Type out the data below in its entirety, exactly as given.

▸ **SUPPLIED MATERIAL**
------

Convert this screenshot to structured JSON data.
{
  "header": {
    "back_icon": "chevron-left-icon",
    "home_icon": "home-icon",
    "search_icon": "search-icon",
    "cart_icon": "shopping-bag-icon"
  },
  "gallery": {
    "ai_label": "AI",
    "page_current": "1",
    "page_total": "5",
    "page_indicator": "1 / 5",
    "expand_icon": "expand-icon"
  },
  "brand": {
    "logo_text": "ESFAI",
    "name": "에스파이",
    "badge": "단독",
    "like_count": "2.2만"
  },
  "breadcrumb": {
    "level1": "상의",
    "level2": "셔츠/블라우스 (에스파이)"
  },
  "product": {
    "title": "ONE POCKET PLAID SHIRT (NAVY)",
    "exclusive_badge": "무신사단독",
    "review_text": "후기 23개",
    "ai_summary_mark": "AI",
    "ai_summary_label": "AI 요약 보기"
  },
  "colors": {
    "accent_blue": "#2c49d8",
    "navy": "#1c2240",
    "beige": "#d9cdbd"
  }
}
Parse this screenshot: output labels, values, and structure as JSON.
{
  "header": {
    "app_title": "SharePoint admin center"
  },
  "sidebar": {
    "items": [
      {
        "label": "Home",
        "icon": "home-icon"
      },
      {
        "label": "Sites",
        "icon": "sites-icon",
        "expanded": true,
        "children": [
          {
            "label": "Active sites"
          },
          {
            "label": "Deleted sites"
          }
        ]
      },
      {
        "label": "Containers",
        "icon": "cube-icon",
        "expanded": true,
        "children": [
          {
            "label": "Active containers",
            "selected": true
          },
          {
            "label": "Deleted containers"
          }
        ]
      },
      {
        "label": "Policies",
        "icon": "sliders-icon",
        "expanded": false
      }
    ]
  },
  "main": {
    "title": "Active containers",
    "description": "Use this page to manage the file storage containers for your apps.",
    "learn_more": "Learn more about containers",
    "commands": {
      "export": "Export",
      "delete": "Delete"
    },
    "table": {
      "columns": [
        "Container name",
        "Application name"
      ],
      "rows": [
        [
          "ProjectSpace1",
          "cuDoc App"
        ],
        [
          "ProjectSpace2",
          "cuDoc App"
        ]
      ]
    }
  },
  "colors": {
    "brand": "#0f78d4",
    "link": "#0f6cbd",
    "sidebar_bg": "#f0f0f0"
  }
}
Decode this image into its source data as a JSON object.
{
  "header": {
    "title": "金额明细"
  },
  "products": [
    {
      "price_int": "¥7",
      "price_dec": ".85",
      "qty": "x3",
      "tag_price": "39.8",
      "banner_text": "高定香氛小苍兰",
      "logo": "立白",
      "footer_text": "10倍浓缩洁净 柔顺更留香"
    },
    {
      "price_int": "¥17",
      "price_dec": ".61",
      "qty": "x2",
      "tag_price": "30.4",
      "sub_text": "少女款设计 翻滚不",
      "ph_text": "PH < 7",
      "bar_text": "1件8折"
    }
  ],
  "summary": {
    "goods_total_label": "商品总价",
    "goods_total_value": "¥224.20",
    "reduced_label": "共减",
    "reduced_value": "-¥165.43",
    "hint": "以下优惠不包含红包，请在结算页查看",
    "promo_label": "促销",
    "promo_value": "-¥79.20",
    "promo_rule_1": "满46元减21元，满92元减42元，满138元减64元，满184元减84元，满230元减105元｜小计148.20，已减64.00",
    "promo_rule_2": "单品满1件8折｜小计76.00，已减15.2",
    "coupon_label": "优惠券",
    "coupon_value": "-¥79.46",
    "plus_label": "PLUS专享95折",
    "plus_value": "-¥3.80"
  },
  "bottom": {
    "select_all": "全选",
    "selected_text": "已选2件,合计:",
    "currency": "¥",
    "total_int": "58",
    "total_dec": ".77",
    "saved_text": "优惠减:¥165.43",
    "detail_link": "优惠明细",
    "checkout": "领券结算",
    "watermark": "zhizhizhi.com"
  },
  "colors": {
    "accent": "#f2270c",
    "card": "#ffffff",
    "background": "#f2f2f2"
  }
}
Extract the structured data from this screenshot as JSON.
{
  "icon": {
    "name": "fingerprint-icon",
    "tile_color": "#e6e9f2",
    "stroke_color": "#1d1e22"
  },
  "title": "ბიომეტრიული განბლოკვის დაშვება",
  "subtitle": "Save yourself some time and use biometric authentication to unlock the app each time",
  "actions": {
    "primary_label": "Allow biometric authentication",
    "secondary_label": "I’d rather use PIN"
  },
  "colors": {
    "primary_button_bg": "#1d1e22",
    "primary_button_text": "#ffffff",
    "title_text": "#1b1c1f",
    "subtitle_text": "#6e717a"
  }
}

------

▸ **YOUR RESPONSE**
Convert this screenshot to structured JSON data.
{
  "header": {
    "back_icon": "chevron-left-icon",
    "home_icon": "home-icon",
    "search_icon": "search-icon",
    "cart_icon": "shopping-bag-icon"
  },
  "gallery": {
    "ai_label": "AI",
    "page_current": "1",
    "page_total": "5",
    "page_indicator": "1 / 5",
    "expand_icon": "expand-icon"
  },
  "brand": {
    "logo_text": "ESFAI",
    "name": "에스파이",
    "badge": "단독",
    "like_count": "2.2만"
  },
  "breadcrumb": {
    "level1": "상의",
    "level2": "셔츠/블라우스 (에스파이)"
  },
  "product": {
    "title": "ONE POCKET PLAID SHIRT (NAVY)",
    "exclusive_badge": "무신사단독",
    "review_text": "후기 23개",
    "ai_summary_mark": "AI",
    "ai_summary_label": "AI 요약 보기"
  },
  "colors": {
    "accent_blue": "#2c49d8",
    "navy": "#1c2240",
    "beige": "#d9cdbd"
  }
}
Parse this screenshot: output labels, values, and structure as JSON.
{
  "header": {
    "app_title": "SharePoint admin center"
  },
  "sidebar": {
    "items": [
      {
        "label": "Home",
        "icon": "home-icon"
      },
      {
        "label": "Sites",
        "icon": "sites-icon",
        "expanded": true,
        "children": [
          {
            "label": "Active sites"
          },
          {
            "label": "Deleted sites"
          }
        ]
      },
      {
        "label": "Containers",
        "icon": "cube-icon",
        "expanded": true,
        "children": [
          {
            "label": "Active containers",
            "selected": true
          },
          {
            "label": "Deleted containers"
          }
        ]
      },
      {
        "label": "Policies",
        "icon": "sliders-icon",
        "expanded": false
      }
    ]
  },
  "main": {
    "title": "Active containers",
    "description": "Use this page to manage the file storage containers for your apps.",
    "learn_more": "Learn more about containers",
    "commands": {
      "export": "Export",
      "delete": "Delete"
    },
    "table": {
      "columns": [
        "Container name",
        "Application name"
      ],
      "rows": [
        [
          "ProjectSpace1",
          "cuDoc App"
        ],
        [
          "ProjectSpace2",
          "cuDoc App"
        ]
      ]
    }
  },
  "colors": {
    "brand": "#0f78d4",
    "link": "#0f6cbd",
    "sidebar_bg": "#f0f0f0"
  }
}
Decode this image into its source data as a JSON object.
{
  "header": {
    "title": "金额明细"
  },
  "products": [
    {
      "price_int": "¥7",
      "price_dec": ".85",
      "qty": "x3",
      "tag_price": "39.8",
      "banner_text": "高定香氛小苍兰",
      "logo": "立白",
      "footer_text": "10倍浓缩洁净 柔顺更留香"
    },
    {
      "price_int": "¥17",
      "price_dec": ".61",
      "qty": "x2",
      "tag_price": "30.4",
      "sub_text": "少女款设计 翻滚不",
      "ph_text": "PH < 7",
      "bar_text": "1件8折"
    }
  ],
  "summary": {
    "goods_total_label": "商品总价",
    "goods_total_value": "¥224.20",
    "reduced_label": "共减",
    "reduced_value": "-¥165.43",
    "hint": "以下优惠不包含红包，请在结算页查看",
    "promo_label": "促销",
    "promo_value": "-¥79.20",
    "promo_rule_1": "满46元减21元，满92元减42元，满138元减64元，满184元减84元，满230元减105元｜小计148.20，已减64.00",
    "promo_rule_2": "单品满1件8折｜小计76.00，已减15.2",
    "coupon_label": "优惠券",
    "coupon_value": "-¥79.46",
    "plus_label": "PLUS专享95折",
    "plus_value": "-¥3.80"
  },
  "bottom": {
    "select_all": "全选",
    "selected_text": "已选2件,合计:",
    "currency": "¥",
    "total_int": "58",
    "total_dec": ".77",
    "saved_text": "优惠减:¥165.43",
    "detail_link": "优惠明细",
    "checkout": "领券结算",
    "watermark": "zhizhizhi.com"
  },
  "colors": {
    "accent": "#f2270c",
    "card": "#ffffff",
    "background": "#f2f2f2"
  }
}
Extract the structured data from this screenshot as JSON.
{
  "icon": {
    "name": "fingerprint-icon",
    "tile_color": "#e6e9f2",
    "stroke_color": "#1d1e22"
  },
  "title": "ბიომეტრიული განბლოკვის დაშვება",
  "subtitle": "Save yourself some time and use biometric authentication to unlock the app each time",
  "actions": {
    "primary_label": "Allow biometric authentication",
    "secondary_label": "I’d rather use PIN"
  },
  "colors": {
    "primary_button_bg": "#1d1e22",
    "primary_button_text": "#ffffff",
    "title_text": "#1b1c1f",
    "subtitle_text": "#6e717a"
  }
}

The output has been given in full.